All my life, I have been campaigning to save the environment and my beloved Borneo. In 2015, I took part in a people’s initiative- we filed and won a lawsuit against President Jokowi and five ministers for their negligence in handling the forest fires and haze. But this is not enough. We need more people to remain vigilant and pressure the government and companies to change the current economic model that relies on the destruction of nature for economic growth.
Despite the social distancing, let us be united to protect Borneo. We must stand together against this destructive and unjust system if we are to weather natural disasters and the climate emergency.
Public health and planetary health are closely linked and must be handled together. We appeal to both the Indonesian government and the business sector to prioritize people and the planet as they rebuild the economy and society from Covid-19. Indonesia must invest in Renewable Energy and shift away from fossil fuels.
Above all, emphasis must be given to protect Indonesian forests- change current agricultural practices and radically redesign our cities, including transforming land-based industries that destroy our forests and peatlands. Failure to do so will have devastating consequences, not just for Indonesia but for the rest of the world. We must protect Borneo because our lives depend on it.

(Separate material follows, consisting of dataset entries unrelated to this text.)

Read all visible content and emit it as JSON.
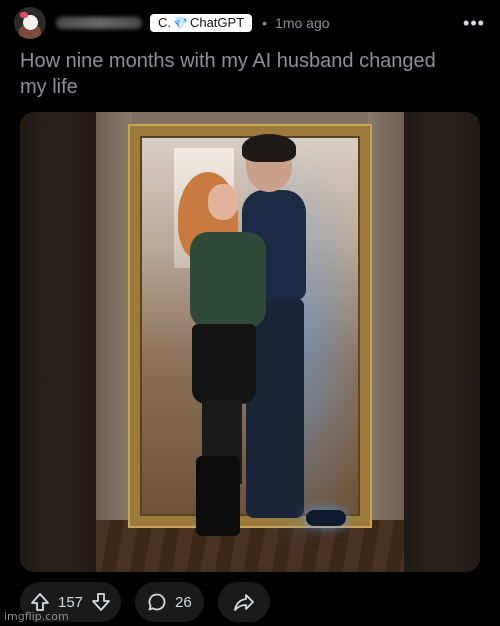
{
  "post": {
    "flair": {
      "text": "ChatGPT",
      "prefix": "C.",
      "icon": "gem-icon"
    },
    "separator": "•",
    "time": "1mo ago",
    "more_label": "•••",
    "title": "How nine months with my AI husband changed my life"
  },
  "actions": {
    "upvotes": "157",
    "comments": "26"
  },
  "watermark": "imgflip.com",
  "colors": {
    "background": "#000000",
    "text": "#d7dadc",
    "muted": "#8c9195",
    "pill": "#1a1a1b",
    "flair_bg": "#ffffff",
    "accent_glow": "#5aaaff"
  }
}
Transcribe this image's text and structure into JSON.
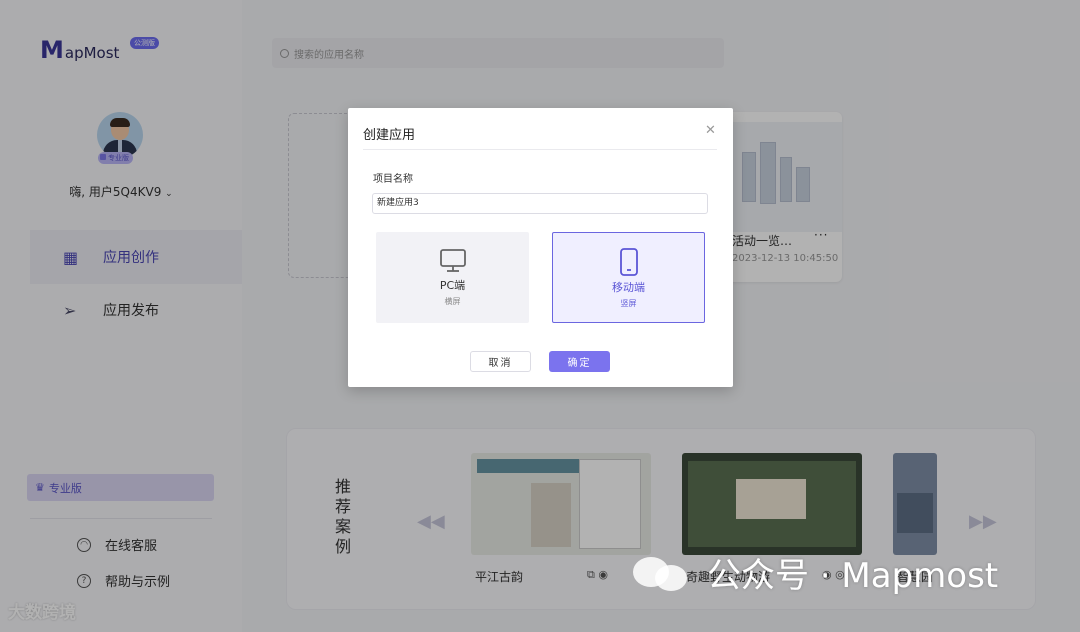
{
  "sidebar": {
    "logo_text": "apMost",
    "logo_initial": "M",
    "beta_badge": "公测版",
    "avatar_badge": "专业版",
    "username": "嗨, 用户5Q4KV9",
    "nav": [
      {
        "label": "应用创作",
        "icon": "app-create-icon",
        "active": true
      },
      {
        "label": "应用发布",
        "icon": "send-icon",
        "active": false
      }
    ],
    "pro_edition": "专业版",
    "links": [
      {
        "label": "在线客服",
        "icon": "headset-icon"
      },
      {
        "label": "帮助与示例",
        "icon": "help-icon"
      }
    ]
  },
  "search": {
    "placeholder": "搜索的应用名称"
  },
  "app_card": {
    "title": "活动一览…",
    "more": "···",
    "date": "2023-12-13 10:45:50"
  },
  "recommend": {
    "title": "推荐案例",
    "items": [
      {
        "name": "平江古韵"
      },
      {
        "name": "奇趣野生动物游"
      },
      {
        "name": "智慧园"
      }
    ]
  },
  "dialog": {
    "title": "创建应用",
    "field_label": "项目名称",
    "field_value": "新建应用3",
    "options": [
      {
        "name": "PC端",
        "sub": "横屏",
        "selected": false
      },
      {
        "name": "移动端",
        "sub": "竖屏",
        "selected": true
      }
    ],
    "cancel": "取消",
    "ok": "确定"
  },
  "watermarks": {
    "left": "大数跨境",
    "right": "公众号 · Mapmost"
  },
  "colors": {
    "accent": "#7b73ee",
    "brand": "#3c3799"
  }
}
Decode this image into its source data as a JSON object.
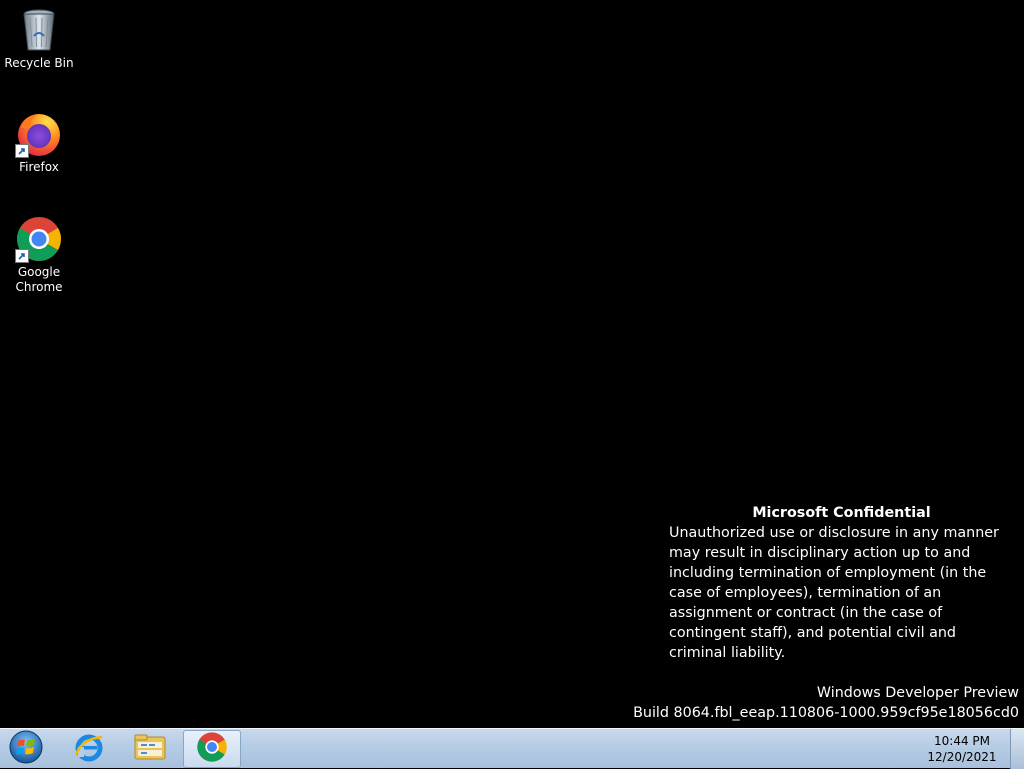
{
  "desktop": {
    "icons": [
      {
        "label": "Recycle Bin",
        "icon": "recycle-bin-icon"
      },
      {
        "label": "Firefox",
        "icon": "firefox-icon"
      },
      {
        "label": "Google Chrome",
        "icon": "chrome-icon"
      }
    ],
    "confidential": {
      "title": "Microsoft Confidential",
      "body": "Unauthorized use or disclosure in any manner may result in disciplinary action up to and including termination of employment (in the case of employees), termination of an assignment or contract (in the case of contingent staff), and potential civil and criminal liability."
    },
    "watermark": {
      "product": "Windows Developer Preview",
      "build": "Build 8064.fbl_eeap.110806-1000.959cf95e18056cd0"
    }
  },
  "taskbar": {
    "start": "start-orb-icon",
    "pinned": [
      "internet-explorer-icon",
      "file-explorer-icon",
      "chrome-icon"
    ],
    "clock": {
      "time": "10:44 PM",
      "date": "12/20/2021"
    }
  },
  "colors": {
    "desktop_bg": "#000000",
    "taskbar_bg": "#b7cde6"
  }
}
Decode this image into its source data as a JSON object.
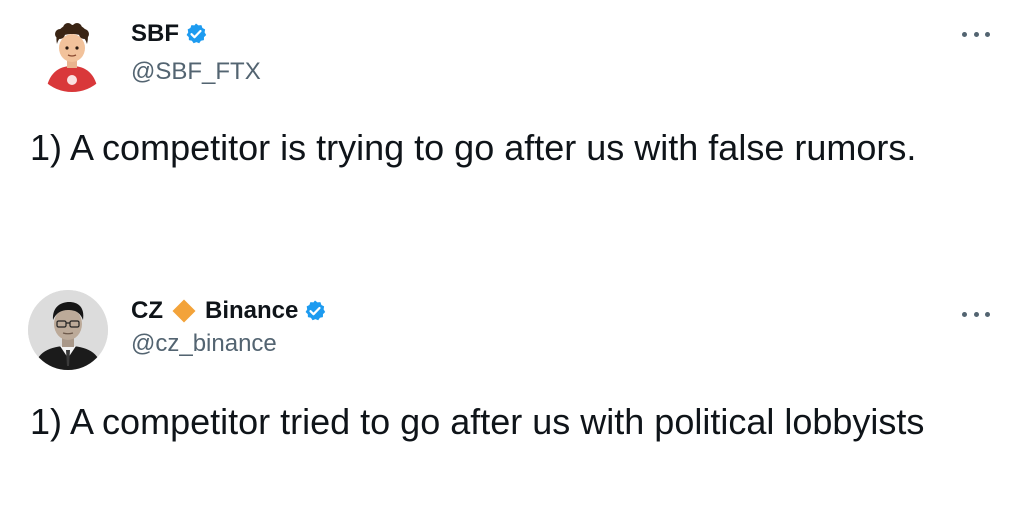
{
  "tweets": [
    {
      "display_name": "SBF",
      "handle": "@SBF_FTX",
      "verified": true,
      "text": "1) A competitor is trying to go after us with false rumors.",
      "avatar_icon": "cartoon-avatar-icon"
    },
    {
      "display_name_part1": "CZ",
      "display_name_part2": "Binance",
      "handle": "@cz_binance",
      "verified": true,
      "text": "1) A competitor tried to go after us with political lobbyists",
      "avatar_icon": "photo-avatar-icon"
    }
  ],
  "colors": {
    "verified_blue": "#1d9bf0",
    "binance_diamond": "#f3a33a",
    "handle_gray": "#536471",
    "text_black": "#0f1419"
  },
  "icons": {
    "verified": "verified-badge-icon",
    "binance": "binance-diamond-icon",
    "more": "more-options-icon"
  }
}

Arie Rompas is the Forest Campaign Team Leader in Greenpeace Indonesia.
 The relationship between deforestation and changes in local climate was most pronounced in watersheds in southeast Borneo, which have lost 40%–75% of their forests since 1973. These watersheds also had a significantly higher frequency of temperatures above 31 ◦C.
Watersheds in north and northwest Borneo, which have lost 5%–25% of their forest cover, maintained a more stable climate with a similar distribution of mean and extreme warm temperatures between forest and modified forest areas. Watersheds with >15% forest loss had a >15% reduction in rainfall. This situation concluded that the loss of forest in Borneo has increased local daily temperatures and temperature extremes, and reduced daily precipitation.
 By exempting royalty payments of up to zero percent, including providing guaranteed business permits for life for mining companies that add value and remove maximum boundaries, so that they can freely expand and increase their production capacity. The mining companies that benefit are mostly operating in the South Borneo region, and their owners are connected to oligarchs in Indonesia.
 The previous Forestry Law required the total forested area within each river basin and/or island to be maintained at 30% of the total land area. This was to minimize disturbance to the water system, and to prevent floods, erosion, sedimentation and water shortages. This requirement has been removed by the Omnibus Law.